AIM OF THE TASK - Report back every line of the entries that contains "this", exactly as written.

◇ ◇ ◇

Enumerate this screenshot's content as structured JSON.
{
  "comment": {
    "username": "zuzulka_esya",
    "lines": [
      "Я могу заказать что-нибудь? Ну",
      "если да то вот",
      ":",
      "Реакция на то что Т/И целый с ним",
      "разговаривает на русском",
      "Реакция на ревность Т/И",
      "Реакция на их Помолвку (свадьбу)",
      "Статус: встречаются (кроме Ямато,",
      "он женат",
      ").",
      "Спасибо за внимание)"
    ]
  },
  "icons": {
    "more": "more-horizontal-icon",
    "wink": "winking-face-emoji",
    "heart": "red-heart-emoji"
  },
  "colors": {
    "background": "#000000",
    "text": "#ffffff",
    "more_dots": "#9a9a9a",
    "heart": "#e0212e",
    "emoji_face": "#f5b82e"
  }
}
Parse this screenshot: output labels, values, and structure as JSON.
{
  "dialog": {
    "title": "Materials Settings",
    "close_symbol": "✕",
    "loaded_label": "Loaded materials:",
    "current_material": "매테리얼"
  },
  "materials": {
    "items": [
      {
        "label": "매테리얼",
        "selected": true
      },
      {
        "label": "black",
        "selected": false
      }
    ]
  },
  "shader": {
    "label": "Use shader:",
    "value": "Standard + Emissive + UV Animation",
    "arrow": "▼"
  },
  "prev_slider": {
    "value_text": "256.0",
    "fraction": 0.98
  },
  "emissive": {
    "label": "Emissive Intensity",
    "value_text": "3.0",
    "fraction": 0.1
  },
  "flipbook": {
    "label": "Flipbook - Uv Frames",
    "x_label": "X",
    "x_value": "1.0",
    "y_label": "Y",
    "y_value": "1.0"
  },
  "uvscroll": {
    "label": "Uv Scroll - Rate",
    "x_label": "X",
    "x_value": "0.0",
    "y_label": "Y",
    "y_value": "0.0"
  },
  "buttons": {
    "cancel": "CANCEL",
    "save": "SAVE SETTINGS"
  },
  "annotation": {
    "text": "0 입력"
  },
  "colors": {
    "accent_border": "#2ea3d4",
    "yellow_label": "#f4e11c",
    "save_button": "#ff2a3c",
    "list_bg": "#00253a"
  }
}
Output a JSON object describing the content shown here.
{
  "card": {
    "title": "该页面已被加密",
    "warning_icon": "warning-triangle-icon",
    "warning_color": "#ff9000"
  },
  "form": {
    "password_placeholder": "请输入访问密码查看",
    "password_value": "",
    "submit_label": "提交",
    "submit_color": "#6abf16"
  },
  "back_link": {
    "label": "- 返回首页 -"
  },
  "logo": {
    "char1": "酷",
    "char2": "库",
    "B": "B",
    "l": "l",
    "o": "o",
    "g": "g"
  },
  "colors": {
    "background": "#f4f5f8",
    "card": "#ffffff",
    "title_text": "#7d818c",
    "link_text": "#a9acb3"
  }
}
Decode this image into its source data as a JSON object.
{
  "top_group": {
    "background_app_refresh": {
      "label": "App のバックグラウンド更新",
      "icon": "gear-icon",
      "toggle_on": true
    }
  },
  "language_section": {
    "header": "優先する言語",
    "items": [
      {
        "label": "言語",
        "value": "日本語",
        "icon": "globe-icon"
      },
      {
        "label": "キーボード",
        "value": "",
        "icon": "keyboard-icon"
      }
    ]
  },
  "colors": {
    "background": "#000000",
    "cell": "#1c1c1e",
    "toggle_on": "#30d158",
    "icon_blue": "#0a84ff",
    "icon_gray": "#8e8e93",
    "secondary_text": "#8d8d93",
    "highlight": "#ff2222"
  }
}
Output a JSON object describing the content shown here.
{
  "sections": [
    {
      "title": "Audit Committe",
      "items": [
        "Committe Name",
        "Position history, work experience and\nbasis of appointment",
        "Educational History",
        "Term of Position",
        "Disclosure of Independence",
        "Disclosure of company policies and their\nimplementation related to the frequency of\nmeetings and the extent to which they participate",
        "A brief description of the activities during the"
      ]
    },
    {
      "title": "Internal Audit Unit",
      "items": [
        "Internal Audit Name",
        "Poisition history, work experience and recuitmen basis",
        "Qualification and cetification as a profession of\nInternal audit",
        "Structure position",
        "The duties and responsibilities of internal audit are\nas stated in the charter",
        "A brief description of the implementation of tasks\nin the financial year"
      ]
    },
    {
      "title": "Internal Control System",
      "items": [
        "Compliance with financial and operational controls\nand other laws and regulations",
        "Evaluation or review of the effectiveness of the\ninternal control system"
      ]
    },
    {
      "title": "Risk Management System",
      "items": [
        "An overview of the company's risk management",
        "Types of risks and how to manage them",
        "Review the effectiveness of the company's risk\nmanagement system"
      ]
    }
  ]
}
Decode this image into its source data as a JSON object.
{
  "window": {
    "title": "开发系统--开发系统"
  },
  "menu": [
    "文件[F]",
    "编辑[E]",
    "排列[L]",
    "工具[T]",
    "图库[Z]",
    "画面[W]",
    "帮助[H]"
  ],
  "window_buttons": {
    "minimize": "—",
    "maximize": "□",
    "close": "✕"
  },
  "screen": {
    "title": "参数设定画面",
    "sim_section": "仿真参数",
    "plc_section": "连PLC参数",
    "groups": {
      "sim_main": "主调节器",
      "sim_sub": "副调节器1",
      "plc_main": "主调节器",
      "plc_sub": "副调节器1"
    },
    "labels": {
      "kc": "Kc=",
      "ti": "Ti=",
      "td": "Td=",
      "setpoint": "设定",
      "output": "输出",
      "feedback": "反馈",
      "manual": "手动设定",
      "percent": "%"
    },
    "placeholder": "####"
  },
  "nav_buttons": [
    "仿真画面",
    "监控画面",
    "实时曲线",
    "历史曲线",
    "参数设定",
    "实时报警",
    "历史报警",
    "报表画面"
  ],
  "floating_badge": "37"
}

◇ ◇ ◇

TASK RESPONSE -
Enumerate this screenshot's content as structured JSON.
Parse this screenshot: output labels, values, and structure as JSON.
Decode this image into its source data as a JSON object.
Decode this image into its source data as a JSON object.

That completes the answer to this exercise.